Brad, with the autoformer, isn't the mc2300 designed to deliver 300watts at max power into any ohm? and in fact that is a conservative rating as most mc's will perform higher then their rated output?
No. You still have to match the speaker impedance to the correct output tap on the Mac's autoformer to get rated power. What's different here is that on a normal (non-autoformer) amp you can't get full power at various impedances, only at the lowest impedance allowed. The autoformer lets you use various speaker loads and get full power with any of them, but you still match the load to the correct amp output tap. If you connect an 8 ohm speaker to the 8 ohm taps, full power. If you connect a 2 ohm load to the 2 ohm tap, full power. On a normal amp, the lower the impedance load of the speaker, the more power you can utilize. An 8 ohm cab on a "normal" amp will not take full advantage of its available power if that amp can also drive 4 or 2 ohms.
But this is often confusing with the Mac's. The autoformer does NOT automatically deliver full power to any load. For example, if Jerry's 3-JBL cab was 2.7 ohms and they tied it to the 2 ohm tap on the Mac, then that mismatch, like any impedance mismatch, will reduce the available power to the speaker.
Rumor has it that Jerry actually did have a 4th JBL connected, but it was on its own cord and was on stage behind the drummers.
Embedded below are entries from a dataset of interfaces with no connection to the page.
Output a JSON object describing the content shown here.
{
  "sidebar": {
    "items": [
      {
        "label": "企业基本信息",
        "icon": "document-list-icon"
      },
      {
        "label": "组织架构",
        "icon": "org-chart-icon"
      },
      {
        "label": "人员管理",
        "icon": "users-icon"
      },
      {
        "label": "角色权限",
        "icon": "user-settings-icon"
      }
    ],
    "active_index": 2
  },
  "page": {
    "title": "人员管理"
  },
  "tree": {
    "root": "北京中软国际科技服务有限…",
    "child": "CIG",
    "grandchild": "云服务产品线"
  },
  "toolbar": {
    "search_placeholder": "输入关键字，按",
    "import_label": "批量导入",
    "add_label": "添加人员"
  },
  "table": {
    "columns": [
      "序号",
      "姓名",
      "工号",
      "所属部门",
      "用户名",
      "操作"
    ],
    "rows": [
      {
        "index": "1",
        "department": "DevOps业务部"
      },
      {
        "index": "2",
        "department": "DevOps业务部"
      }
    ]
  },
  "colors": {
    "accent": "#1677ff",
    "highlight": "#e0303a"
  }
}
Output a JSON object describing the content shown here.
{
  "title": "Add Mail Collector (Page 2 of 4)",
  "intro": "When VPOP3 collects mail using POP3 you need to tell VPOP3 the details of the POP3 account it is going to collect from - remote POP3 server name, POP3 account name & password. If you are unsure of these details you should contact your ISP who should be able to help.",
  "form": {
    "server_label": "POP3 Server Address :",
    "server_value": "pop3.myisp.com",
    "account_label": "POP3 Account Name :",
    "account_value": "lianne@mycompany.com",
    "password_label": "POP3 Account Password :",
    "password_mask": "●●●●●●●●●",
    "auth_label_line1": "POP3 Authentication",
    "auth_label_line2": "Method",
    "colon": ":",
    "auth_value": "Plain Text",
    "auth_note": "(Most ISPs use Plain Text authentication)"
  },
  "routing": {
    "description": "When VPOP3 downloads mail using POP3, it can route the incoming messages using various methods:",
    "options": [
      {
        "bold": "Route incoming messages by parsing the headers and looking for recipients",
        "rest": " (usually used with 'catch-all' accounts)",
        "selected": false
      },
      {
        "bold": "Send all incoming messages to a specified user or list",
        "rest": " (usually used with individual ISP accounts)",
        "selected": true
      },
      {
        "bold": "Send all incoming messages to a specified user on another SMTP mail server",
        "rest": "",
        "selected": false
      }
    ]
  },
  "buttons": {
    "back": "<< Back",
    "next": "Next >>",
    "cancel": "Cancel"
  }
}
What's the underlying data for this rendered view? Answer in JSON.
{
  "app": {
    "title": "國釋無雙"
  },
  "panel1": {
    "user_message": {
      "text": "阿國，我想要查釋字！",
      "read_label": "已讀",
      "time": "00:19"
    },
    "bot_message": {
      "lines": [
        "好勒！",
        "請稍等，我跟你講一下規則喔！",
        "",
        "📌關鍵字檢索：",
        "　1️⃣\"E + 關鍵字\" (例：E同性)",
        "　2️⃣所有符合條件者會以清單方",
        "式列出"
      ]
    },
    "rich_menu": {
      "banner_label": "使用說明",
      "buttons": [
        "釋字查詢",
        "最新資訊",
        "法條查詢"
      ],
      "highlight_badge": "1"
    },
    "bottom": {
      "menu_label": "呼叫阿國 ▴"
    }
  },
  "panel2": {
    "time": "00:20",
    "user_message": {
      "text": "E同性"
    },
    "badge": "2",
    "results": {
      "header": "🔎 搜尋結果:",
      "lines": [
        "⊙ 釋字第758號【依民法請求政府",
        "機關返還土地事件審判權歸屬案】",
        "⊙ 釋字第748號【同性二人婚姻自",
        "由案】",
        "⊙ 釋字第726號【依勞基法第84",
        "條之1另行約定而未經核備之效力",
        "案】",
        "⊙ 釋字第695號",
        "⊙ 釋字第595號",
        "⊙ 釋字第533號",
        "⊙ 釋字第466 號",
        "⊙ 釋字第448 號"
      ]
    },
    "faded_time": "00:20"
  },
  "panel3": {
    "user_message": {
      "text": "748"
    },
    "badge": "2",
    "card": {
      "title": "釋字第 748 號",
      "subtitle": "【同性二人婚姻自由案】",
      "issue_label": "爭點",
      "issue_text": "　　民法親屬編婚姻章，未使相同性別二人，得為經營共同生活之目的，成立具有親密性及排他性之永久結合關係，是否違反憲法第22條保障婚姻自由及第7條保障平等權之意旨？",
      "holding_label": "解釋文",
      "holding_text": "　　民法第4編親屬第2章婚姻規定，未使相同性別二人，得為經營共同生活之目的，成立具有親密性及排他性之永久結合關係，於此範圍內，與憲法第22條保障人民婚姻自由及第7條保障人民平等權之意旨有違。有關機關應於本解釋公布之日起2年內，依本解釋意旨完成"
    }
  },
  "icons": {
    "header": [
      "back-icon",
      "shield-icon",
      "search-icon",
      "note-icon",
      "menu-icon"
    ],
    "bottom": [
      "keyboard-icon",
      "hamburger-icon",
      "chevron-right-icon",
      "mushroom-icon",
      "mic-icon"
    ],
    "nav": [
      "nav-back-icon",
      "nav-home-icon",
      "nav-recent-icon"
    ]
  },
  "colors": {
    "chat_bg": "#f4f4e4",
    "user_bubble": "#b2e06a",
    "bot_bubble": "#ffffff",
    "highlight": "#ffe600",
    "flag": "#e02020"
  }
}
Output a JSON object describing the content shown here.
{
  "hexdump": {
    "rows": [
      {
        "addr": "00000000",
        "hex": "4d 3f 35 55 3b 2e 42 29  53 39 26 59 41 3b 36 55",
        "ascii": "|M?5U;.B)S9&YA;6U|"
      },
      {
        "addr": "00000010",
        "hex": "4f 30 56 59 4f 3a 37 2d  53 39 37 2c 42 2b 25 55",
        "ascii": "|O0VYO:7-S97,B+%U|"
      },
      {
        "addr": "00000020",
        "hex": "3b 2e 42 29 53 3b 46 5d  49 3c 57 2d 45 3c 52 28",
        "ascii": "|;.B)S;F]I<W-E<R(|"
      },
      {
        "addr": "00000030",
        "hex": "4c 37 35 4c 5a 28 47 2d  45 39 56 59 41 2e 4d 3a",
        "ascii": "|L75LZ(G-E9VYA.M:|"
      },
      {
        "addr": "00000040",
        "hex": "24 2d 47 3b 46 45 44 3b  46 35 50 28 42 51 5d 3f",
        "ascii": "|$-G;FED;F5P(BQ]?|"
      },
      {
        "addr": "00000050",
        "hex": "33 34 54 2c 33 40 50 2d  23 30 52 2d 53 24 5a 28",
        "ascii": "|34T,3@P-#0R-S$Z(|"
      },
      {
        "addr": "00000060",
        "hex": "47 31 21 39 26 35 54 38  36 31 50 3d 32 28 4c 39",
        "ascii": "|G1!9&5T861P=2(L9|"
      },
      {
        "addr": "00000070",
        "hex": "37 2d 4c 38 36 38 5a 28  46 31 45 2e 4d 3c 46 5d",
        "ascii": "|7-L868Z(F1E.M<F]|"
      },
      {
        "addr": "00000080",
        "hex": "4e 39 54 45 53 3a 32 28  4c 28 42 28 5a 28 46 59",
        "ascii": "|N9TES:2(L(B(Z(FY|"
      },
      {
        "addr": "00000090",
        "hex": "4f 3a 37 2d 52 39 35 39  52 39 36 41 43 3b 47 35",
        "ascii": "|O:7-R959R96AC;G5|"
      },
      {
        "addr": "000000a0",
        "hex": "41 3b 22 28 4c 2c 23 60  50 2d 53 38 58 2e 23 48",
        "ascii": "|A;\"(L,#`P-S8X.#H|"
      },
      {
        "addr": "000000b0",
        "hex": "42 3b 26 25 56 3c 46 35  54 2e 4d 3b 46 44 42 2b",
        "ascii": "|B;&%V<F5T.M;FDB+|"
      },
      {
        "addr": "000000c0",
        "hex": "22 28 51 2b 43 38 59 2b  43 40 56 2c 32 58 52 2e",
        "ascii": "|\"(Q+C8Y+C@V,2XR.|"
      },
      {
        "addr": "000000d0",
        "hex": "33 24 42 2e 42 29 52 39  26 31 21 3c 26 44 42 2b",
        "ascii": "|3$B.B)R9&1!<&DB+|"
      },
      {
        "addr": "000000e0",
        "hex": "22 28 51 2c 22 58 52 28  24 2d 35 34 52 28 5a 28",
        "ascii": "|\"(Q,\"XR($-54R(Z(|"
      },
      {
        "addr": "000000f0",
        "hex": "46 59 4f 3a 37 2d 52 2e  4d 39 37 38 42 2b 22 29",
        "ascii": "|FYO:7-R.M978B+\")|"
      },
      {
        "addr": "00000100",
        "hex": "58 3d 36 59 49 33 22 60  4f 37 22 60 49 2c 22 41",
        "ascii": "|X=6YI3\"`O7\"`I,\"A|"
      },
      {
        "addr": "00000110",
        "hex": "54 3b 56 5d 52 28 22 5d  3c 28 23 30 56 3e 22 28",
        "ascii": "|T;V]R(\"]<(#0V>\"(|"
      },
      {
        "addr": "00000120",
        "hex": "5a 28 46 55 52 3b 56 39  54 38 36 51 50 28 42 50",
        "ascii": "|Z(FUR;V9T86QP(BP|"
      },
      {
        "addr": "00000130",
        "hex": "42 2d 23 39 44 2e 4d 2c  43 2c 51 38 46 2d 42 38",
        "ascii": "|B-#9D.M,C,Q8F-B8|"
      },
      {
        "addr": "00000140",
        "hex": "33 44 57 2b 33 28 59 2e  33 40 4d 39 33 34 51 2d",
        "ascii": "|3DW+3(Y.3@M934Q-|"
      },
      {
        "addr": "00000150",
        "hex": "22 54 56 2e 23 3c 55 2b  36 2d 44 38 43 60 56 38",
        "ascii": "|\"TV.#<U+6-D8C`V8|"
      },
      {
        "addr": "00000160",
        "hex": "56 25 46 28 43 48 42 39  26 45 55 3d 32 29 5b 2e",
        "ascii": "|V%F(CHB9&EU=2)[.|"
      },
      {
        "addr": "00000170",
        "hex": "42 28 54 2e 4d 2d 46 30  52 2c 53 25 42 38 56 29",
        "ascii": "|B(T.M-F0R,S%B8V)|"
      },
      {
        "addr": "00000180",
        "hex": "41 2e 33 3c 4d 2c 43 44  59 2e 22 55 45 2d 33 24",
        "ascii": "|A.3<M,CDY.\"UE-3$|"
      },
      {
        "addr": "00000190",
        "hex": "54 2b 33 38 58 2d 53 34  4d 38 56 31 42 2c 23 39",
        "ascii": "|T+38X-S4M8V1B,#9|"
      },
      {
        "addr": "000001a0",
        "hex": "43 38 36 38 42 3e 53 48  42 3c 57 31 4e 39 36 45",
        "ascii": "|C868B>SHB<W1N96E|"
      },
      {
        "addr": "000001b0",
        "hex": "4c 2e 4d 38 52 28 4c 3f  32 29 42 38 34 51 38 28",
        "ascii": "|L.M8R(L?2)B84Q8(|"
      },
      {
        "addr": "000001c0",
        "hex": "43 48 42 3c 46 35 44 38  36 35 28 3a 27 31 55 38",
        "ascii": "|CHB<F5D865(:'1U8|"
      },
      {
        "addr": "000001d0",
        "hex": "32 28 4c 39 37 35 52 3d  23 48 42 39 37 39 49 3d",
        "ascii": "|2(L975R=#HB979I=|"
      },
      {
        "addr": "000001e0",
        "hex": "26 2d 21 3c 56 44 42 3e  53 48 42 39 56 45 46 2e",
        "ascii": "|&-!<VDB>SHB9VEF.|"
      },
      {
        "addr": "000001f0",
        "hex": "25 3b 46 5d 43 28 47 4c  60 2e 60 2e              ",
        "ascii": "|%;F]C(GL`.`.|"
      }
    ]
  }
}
I guess for the crew's enjoyment, or maybe so Parrish could keep a close ear on his rig in case something weird happened during the show. In that case, if there were 4 JBL's on the Mac, it would be the full 300 watts being delivered, but still only about 230 watts being delivered to the 3-JBL cab since a portion of that power was diverted to backstage.
Also, it's true about the power rating. The 2300 is fairly clean (.25% distortion) at 300 watts per channel, but peak power jumps quite a bit higher, maybe by 20% to 30% more for brief surges and transients. Somewhere I have some bench test results from a Mc250 and peak power was quite a bit more than the rated 55 or so. But still continuous power ratings are the better number to go by. Most amps will be able to pulse out brief amounts of power but can't sustain it.
I just looked more closely at the actual power graph of the Mc2300, and really it looks pretty clean at levels over 300 watts, more like 350 or so at the same .25% harmonic distortion thru the audio band. So yeah, these things are very conservatively rated.
This discussion on "underpowering" and how that would have the sound people pulling their hair out, well I wouldn't really go there with it. I think you may be reading too much into the idea of underpowering. If you take that theory even further, then a 1 watt amp driving a 3000 watt speaker cabinet would be frying speakers easily. This just isn't the case. For Jerry with his 230 watts or so into the 3 JBL's (450 continuous and 900 watts peak) isn't necessarily a recipe for disaster. In fact, the whole world of guitar amps is ALL about having an amplifier running out of power and overdriving while the speaker doesn't blow. This is the normal world of guitar tone. Even in Jerry's case, the slightly driven McIntosh is where a lot of tone and musicality happens. Again, the idea that JBL was trying to get across is that for cleanly driving PA speakers, you want plenty of power so that IF you drive the speakers at their full rated power that the amplifier power is clean and not distorted.